To determine whether a second-generation, non-sedating antihistamine provides any advantage over a first-generation agent in an educational setting, researchers in Denver evaluated 63 8- to 10-year-olds with non-active allergic rhinitis in a parallel group, double-blind, placebo-controlled study. Twenty-one children were assigned to each of 3 groups: placebo, diphenhydramine (25 mg, twice daily), or loratadine (10 mg as morning dose and placebo as afternoon dose). There were 4 weekend study days over a 15-day period in a laboratory school setting. Medications were administered twice, 6 hours apart (7:45 am and 1:45 pm) on the first 3 study days.

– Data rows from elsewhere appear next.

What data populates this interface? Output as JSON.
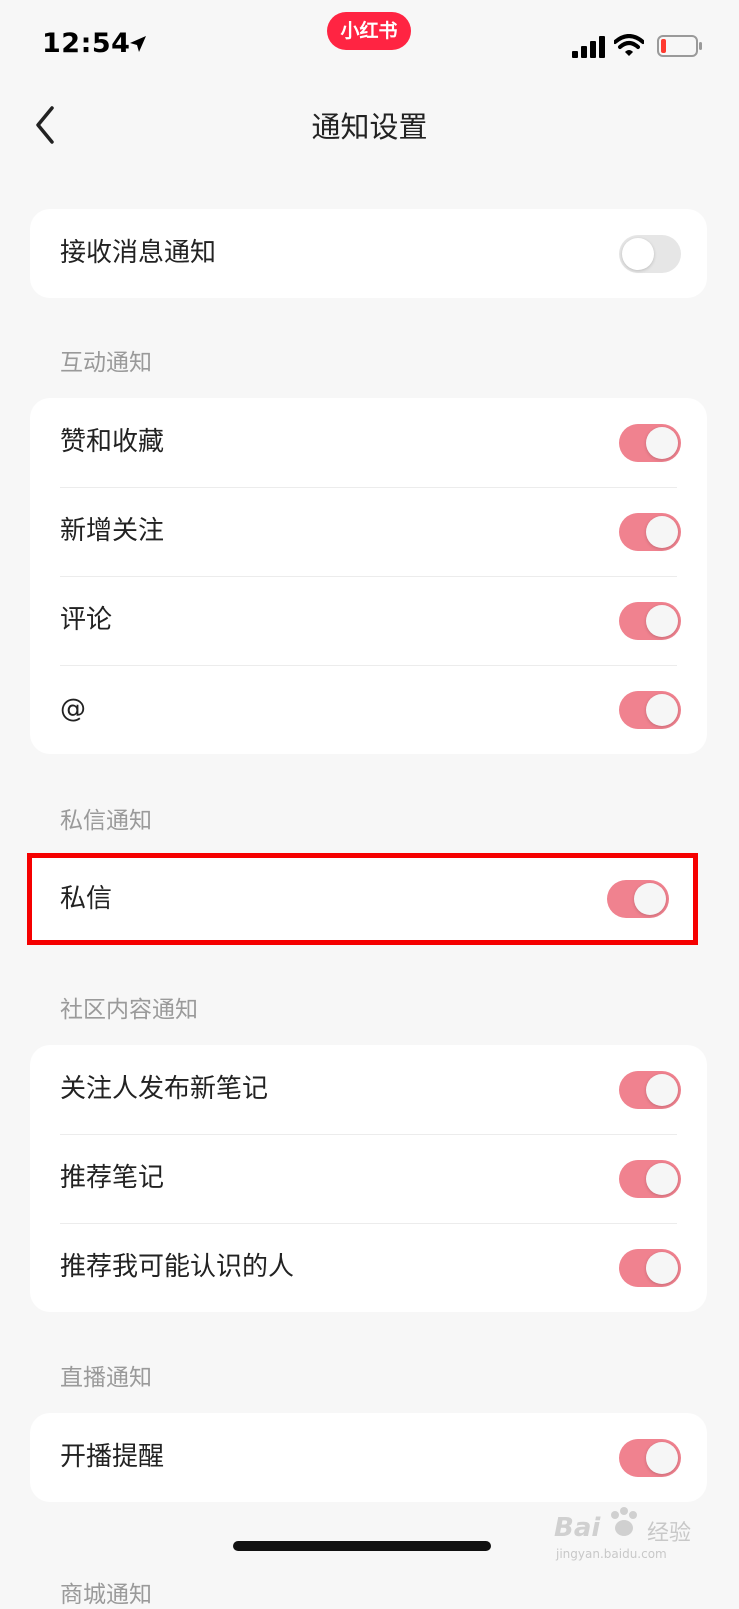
{
  "status_bar": {
    "time": "12:54",
    "brand": "小红书",
    "location_icon": "location-arrow-icon",
    "signal_icon": "cellular-signal-icon",
    "wifi_icon": "wifi-icon",
    "battery_icon": "battery-low-icon"
  },
  "nav": {
    "back_icon": "chevron-left-icon",
    "title": "通知设置"
  },
  "master": {
    "label": "接收消息通知",
    "on": false
  },
  "sections": [
    {
      "header": "互动通知",
      "items": [
        {
          "label": "赞和收藏",
          "on": true
        },
        {
          "label": "新增关注",
          "on": true
        },
        {
          "label": "评论",
          "on": true
        },
        {
          "label": "@",
          "on": true
        }
      ]
    },
    {
      "header": "私信通知",
      "items": [
        {
          "label": "私信",
          "on": true
        }
      ]
    },
    {
      "header": "社区内容通知",
      "items": [
        {
          "label": "关注人发布新笔记",
          "on": true
        },
        {
          "label": "推荐笔记",
          "on": true
        },
        {
          "label": "推荐我可能认识的人",
          "on": true
        }
      ]
    },
    {
      "header": "直播通知",
      "items": [
        {
          "label": "开播提醒",
          "on": true
        }
      ]
    },
    {
      "header": "商城通知",
      "items": []
    }
  ],
  "colors": {
    "toggle_on": "#f0828f",
    "toggle_off": "#e6e6e6",
    "brand": "#ff2442",
    "highlight": "#f50000"
  },
  "watermark": {
    "text": "Bai",
    "text2": "经验",
    "url": "jingyan.baidu.com"
  }
}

At the end of each day there was testing of comprehension of curriculum content from both an oral presentation (using a Total Verbal Instruction Score) and a reading exercise (using a Total Reading Recall Score). In addition, children self-reported their level of somnolence and were tested for computerized reaction time. Repeated measure analysis of variance was fitted for each response variable, adjusting for age, sex, weight and reading ability. The children who received loratadine and diphenhydramine performed on par with the placebo group in all areas measured (P values all >.10). The authors concluded that children, in contrast to adults, may not respond to the sedative effects of antihistamines.
As Bender et al note: “The findings of this investigation were unexpected.” Most previous studies had shown that sedating antihistamines do cause learning and performance impairment1–,3 and formal recommendations advocating non-sedating antihistamines have been made.1,4,5 However, other studies did not find a significant effect from chlorpheniramine on children’s school performance.6,7 This study would seem to corroborate that finding, and validate the impression that many clinicians have that the sedative effects of first-generation antihistamines are much milder in children than in adults. On the other hand, teasing out the effects of antihistamines can be difficult. It has been suggested that diphenhydramine does interfere with the learning process, not in the prevention of information acquisition, but in the way that information is used.3 The tests used in this newest study may simply have lacked the sensitivity to detect such differences. In addition, the study may not have had adequate power to detect clinically important differences between the 2 groups, especially in the area of self-reported somnolence, which was reported on a 5-point scale. In either case, an appreciation of the child’s discomfort, whether it is from the underlying allergic rhinitis or from the side effects of therapy, must guide our judgment to intervene.